    If extremes work, then they are a justifiable expression of our nature and our true temperament. In the Healing Garden, we strive for the middle. Each day is a new day. Anything is possible.

    Cognitive executive function and the friendly collaboration of our frontal lobes help us make compartments. These are handy places to put things. Compartmentalize. Moderation is okay, too. Try not to get boxed into your own compartments.

    A writer who does not write is just a human being, not a writer. Some self honesty is necessary, too. I say, “here is the space I write, or paint, or read. Here is my work set out before me. My job is to come back to my task as many times as it takes until I have met my contract with myself.” Self discipline is a self initiated task.

    With consistent and systematic activity, a routine, it becomes evident to myself this is my preferred activity. When the days go by, and I cannot bring myself to write, I make the task accessible. One sentence. A paragraph. 15 minutes staring at the paper (okay, that’s punishment!). If my writing is important to me, then I am bringing to myself the metaphors of my creative self as I work.

    Mindfulness of what I view as my obstruction transforms my obstructions into object lessons for being a better writer. This is the healing circle. In the Healing Garden, we can view our obstructions as a method of preparing to overcome our obstructions. This is the creative process inside the healing circle. It’s okay. It is the metaphor of the artist. Each word is practice. Each distraction is practice. Until it becomes a healing routine. — The Healing Garden gardener


    1. I, too, believe in most things being done close to the middle instead of either going to much one way or the other.
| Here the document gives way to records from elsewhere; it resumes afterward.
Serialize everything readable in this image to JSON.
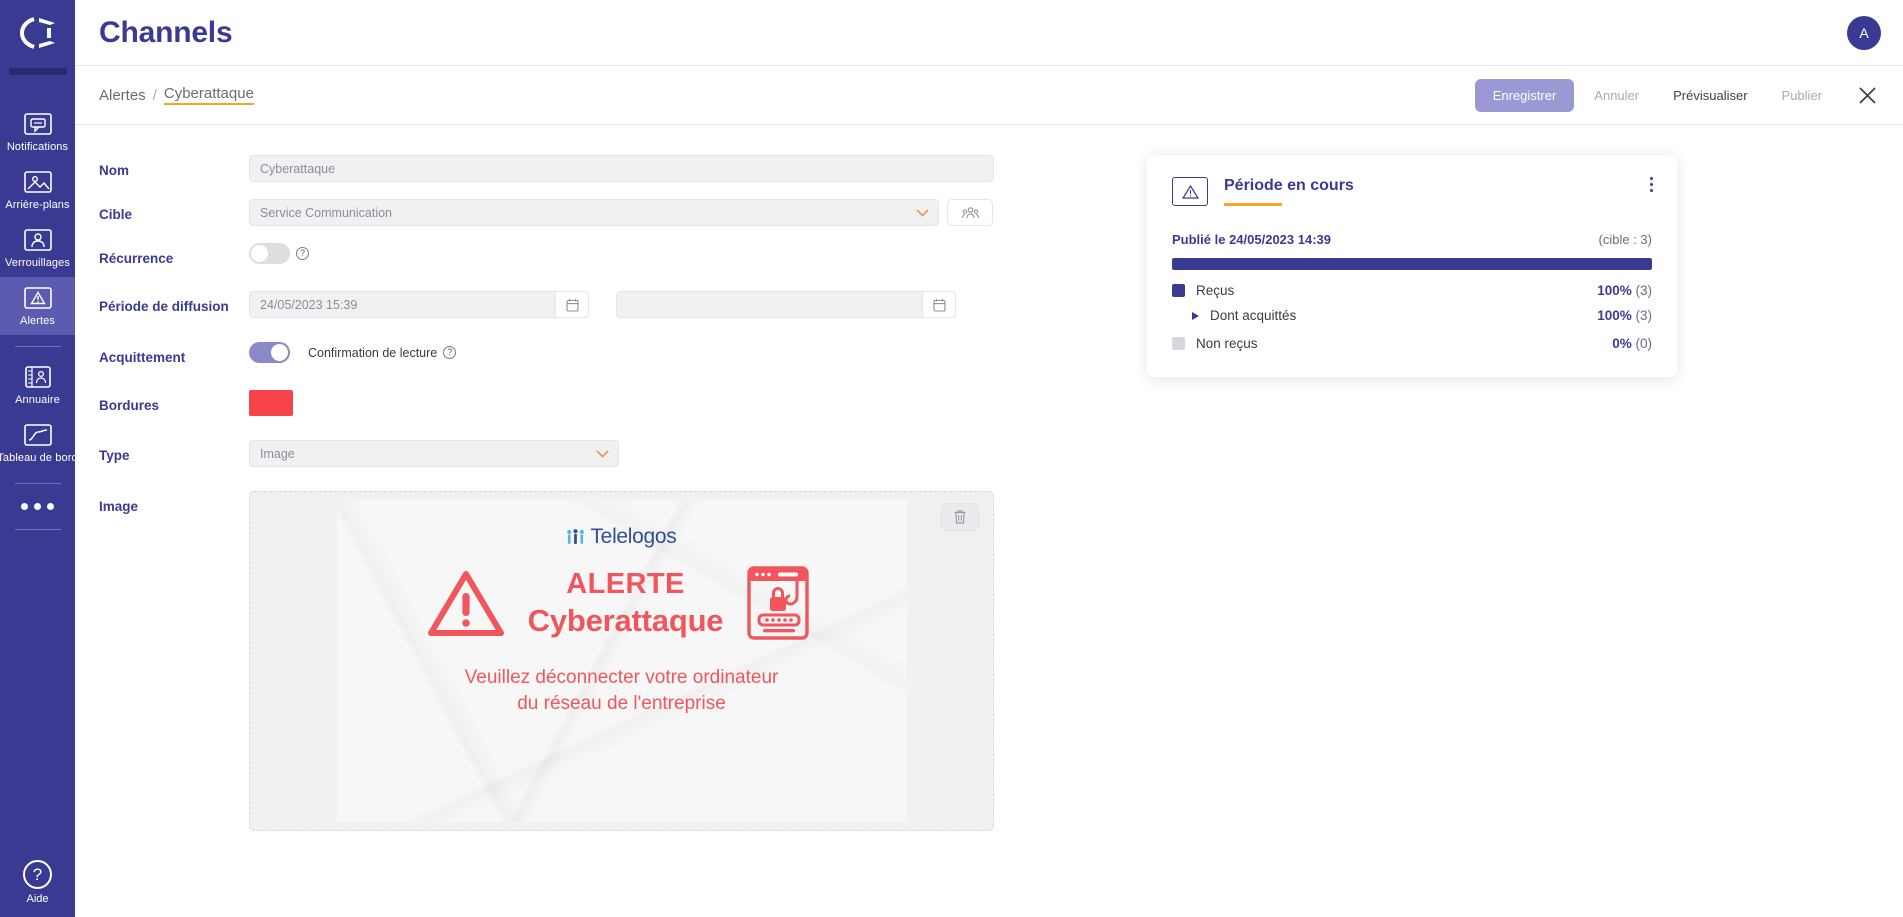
{
  "sidebar": {
    "logo_name": "telelogos-logo",
    "items": [
      {
        "label": "Notifications",
        "icon": "notification-icon",
        "active": false
      },
      {
        "label": "Arrière-plans",
        "icon": "image-icon",
        "active": false
      },
      {
        "label": "Verrouillages",
        "icon": "user-lock-icon",
        "active": false
      },
      {
        "label": "Alertes",
        "icon": "alert-triangle-icon",
        "active": true
      },
      {
        "label": "Annuaire",
        "icon": "address-book-icon",
        "active": false
      },
      {
        "label": "Tableau de bord",
        "icon": "chart-icon",
        "active": false
      }
    ],
    "more_label": "more-menu",
    "help_label": "Aide",
    "help_glyph": "?"
  },
  "header": {
    "title": "Channels",
    "avatar_initial": "A"
  },
  "breadcrumb": {
    "root": "Alertes",
    "separator": "/",
    "current": "Cyberattaque"
  },
  "actions": {
    "save": "Enregistrer",
    "cancel": "Annuler",
    "preview": "Prévisualiser",
    "publish": "Publier",
    "close": "close-icon"
  },
  "form": {
    "name": {
      "label": "Nom",
      "value": "Cyberattaque",
      "placeholder": "Nom"
    },
    "target": {
      "label": "Cible",
      "value": "Service Communication",
      "placeholder": "Cible",
      "picker_icon": "users-group-icon"
    },
    "recurrence": {
      "label": "Récurrence",
      "state": "off",
      "help": "?"
    },
    "period": {
      "label": "Période de diffusion",
      "start_value": "24/05/2023 15:39",
      "end_value": "",
      "end_placeholder": "",
      "calendar_icon": "calendar-icon"
    },
    "acknowledgement": {
      "label": "Acquittement",
      "state": "on",
      "note": "Confirmation de lecture",
      "help": "?"
    },
    "borders": {
      "label": "Bordures",
      "color": "#f9434a"
    },
    "type": {
      "label": "Type",
      "value": "Image",
      "options": [
        "Image"
      ]
    },
    "image": {
      "label": "Image",
      "delete_icon": "trash-icon"
    }
  },
  "poster": {
    "brand": "Telelogos",
    "title_line1": "ALERTE",
    "title_line2": "Cyberattaque",
    "subtitle_line1": "Veuillez déconnecter votre ordinateur",
    "subtitle_line2": "du réseau de l'entreprise",
    "accent_color": "#f0565c"
  },
  "stats_card": {
    "icon": "alert-triangle-icon",
    "title": "Période en cours",
    "menu_icon": "kebab-menu-icon",
    "published_label": "Publié le 24/05/2023 14:39",
    "target_label": "(cible : 3)",
    "progress_percent": 100,
    "rows": [
      {
        "name": "Reçus",
        "percent": "100%",
        "count": "(3)",
        "swatch": "#3b3a93",
        "type": "swatch"
      },
      {
        "name": "Dont acquittés",
        "percent": "100%",
        "count": "(3)",
        "type": "expander"
      },
      {
        "name": "Non reçus",
        "percent": "0%",
        "count": "(0)",
        "swatch": "#d6d6dd",
        "type": "swatch"
      }
    ]
  }
}
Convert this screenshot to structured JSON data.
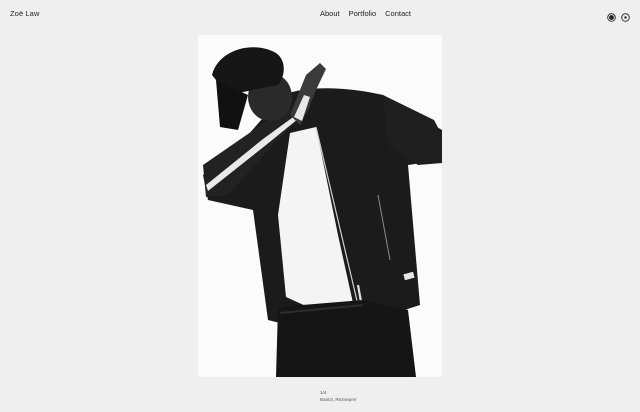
{
  "header": {
    "brand": "Zoë Law",
    "nav": [
      {
        "label": "About"
      },
      {
        "label": "Portfolio"
      },
      {
        "label": "Contact"
      }
    ],
    "social_icons": [
      "circle-filled-icon",
      "circle-dot-icon"
    ]
  },
  "photo": {
    "description_icon": "photo-portrait-man-dabbing"
  },
  "caption": {
    "counter": "1/4",
    "credit": "Bantzi, Rezneperr"
  }
}
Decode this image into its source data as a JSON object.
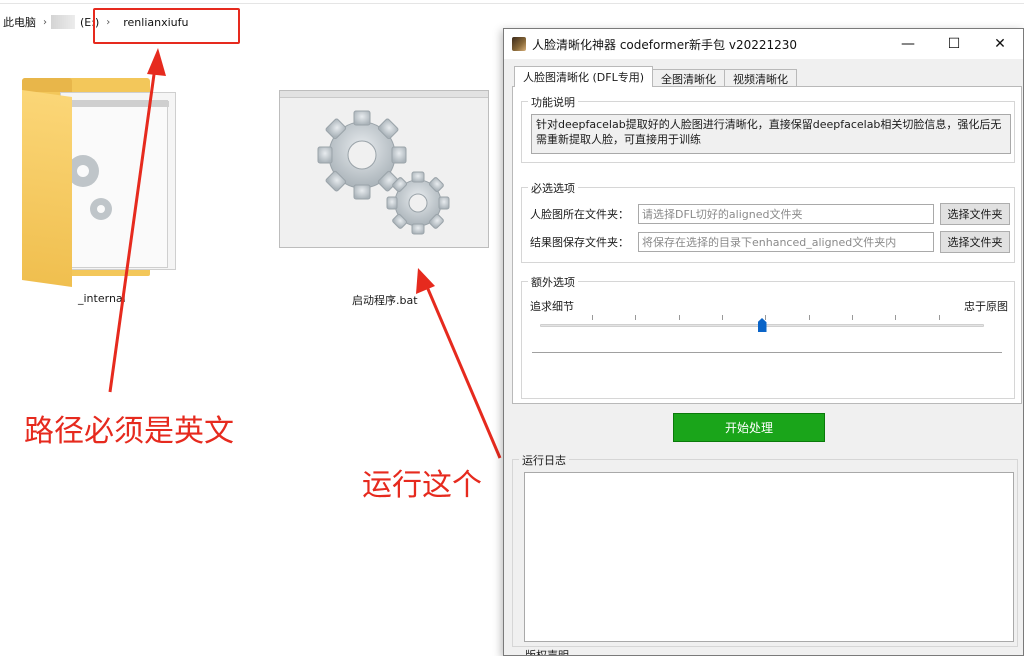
{
  "explorer": {
    "breadcrumb": [
      "此电脑",
      "(E:)",
      "renlianxiufu"
    ],
    "files": [
      {
        "name": "_internal",
        "type": "folder"
      },
      {
        "name": "启动程序.bat",
        "type": "bat"
      }
    ]
  },
  "annotations": {
    "path_note": "路径必须是英文",
    "run_note": "运行这个",
    "color": "#e62a1e"
  },
  "dialog": {
    "title": "人脸清晰化神器 codeformer新手包 v20221230",
    "controls": {
      "minimize": "—",
      "maximize": "☐",
      "close": "✕"
    },
    "tabs": [
      {
        "label": "人脸图清晰化 (DFL专用)",
        "active": true
      },
      {
        "label": "全图清晰化",
        "active": false
      },
      {
        "label": "视频清晰化",
        "active": false
      }
    ],
    "function": {
      "title": "功能说明",
      "text": "针对deepfacelab提取好的人脸图进行清晰化，直接保留deepfacelab相关切脸信息，强化后无需重新提取人脸，可直接用于训练"
    },
    "required": {
      "title": "必选选项",
      "input_dir_label": "人脸图所在文件夹：",
      "input_dir_placeholder": "请选择DFL切好的aligned文件夹",
      "output_dir_label": "结果图保存文件夹：",
      "output_dir_placeholder": "将保存在选择的目录下enhanced_aligned文件夹内",
      "browse_label": "选择文件夹"
    },
    "extra": {
      "title": "额外选项",
      "left_label": "追求细节",
      "right_label": "忠于原图",
      "slider_value": 0.5
    },
    "start_label": "开始处理",
    "log_title": "运行日志",
    "copyright_title": "版权声明",
    "start_color": "#1aa51a"
  }
}
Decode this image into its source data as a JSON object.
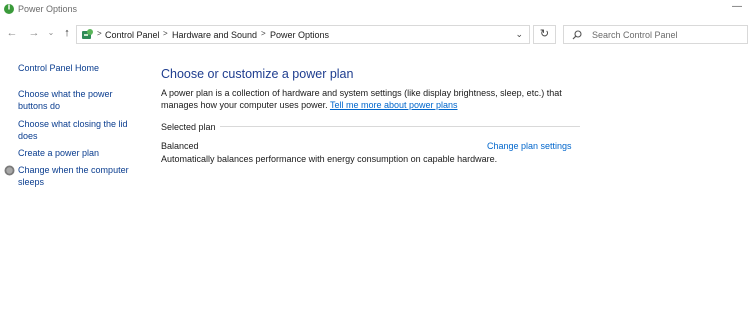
{
  "window": {
    "title": "Power Options"
  },
  "address": {
    "breadcrumbs": [
      "Control Panel",
      "Hardware and Sound",
      "Power Options"
    ]
  },
  "search": {
    "placeholder": "Search Control Panel"
  },
  "sidebar": {
    "home": "Control Panel Home",
    "items": [
      "Choose what the power buttons do",
      "Choose what closing the lid does",
      "Create a power plan",
      "Change when the computer sleeps"
    ]
  },
  "main": {
    "title": "Choose or customize a power plan",
    "description": "A power plan is a collection of hardware and system settings (like display brightness, sleep, etc.) that manages how your computer uses power.",
    "learn_more": "Tell me more about power plans",
    "group_label": "Selected plan",
    "plan": {
      "name": "Balanced",
      "change_link": "Change plan settings",
      "description": "Automatically balances performance with energy consumption on capable hardware."
    }
  },
  "icons": {
    "app": "power-options-icon",
    "back": "back-arrow-icon",
    "forward": "forward-arrow-icon",
    "up": "up-arrow-icon",
    "refresh": "refresh-icon",
    "search": "search-icon",
    "shield": "uac-shield-icon"
  },
  "colors": {
    "link": "#0066cc",
    "title": "#1e3d8f",
    "nav_link": "#0a3d8f"
  }
}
With this said however, when first starting anything that is deemed good but is difficult, diligence and dedication must be established. This means that sometimes you must go to the edge, either on one side or the other.


Please comment on this post.

Fill in your details below or click an icon to log in: Logo

You are commenting using your account. Log Out / Change )

Twitter picture

You are commenting using your Twitter account. Log Out / Change )

Facebook photo

You are commenting using your Facebook account. Log Out / Change )

Google+ photo

You are commenting using your Google+ account. Log Out / Change )

Connecting to %s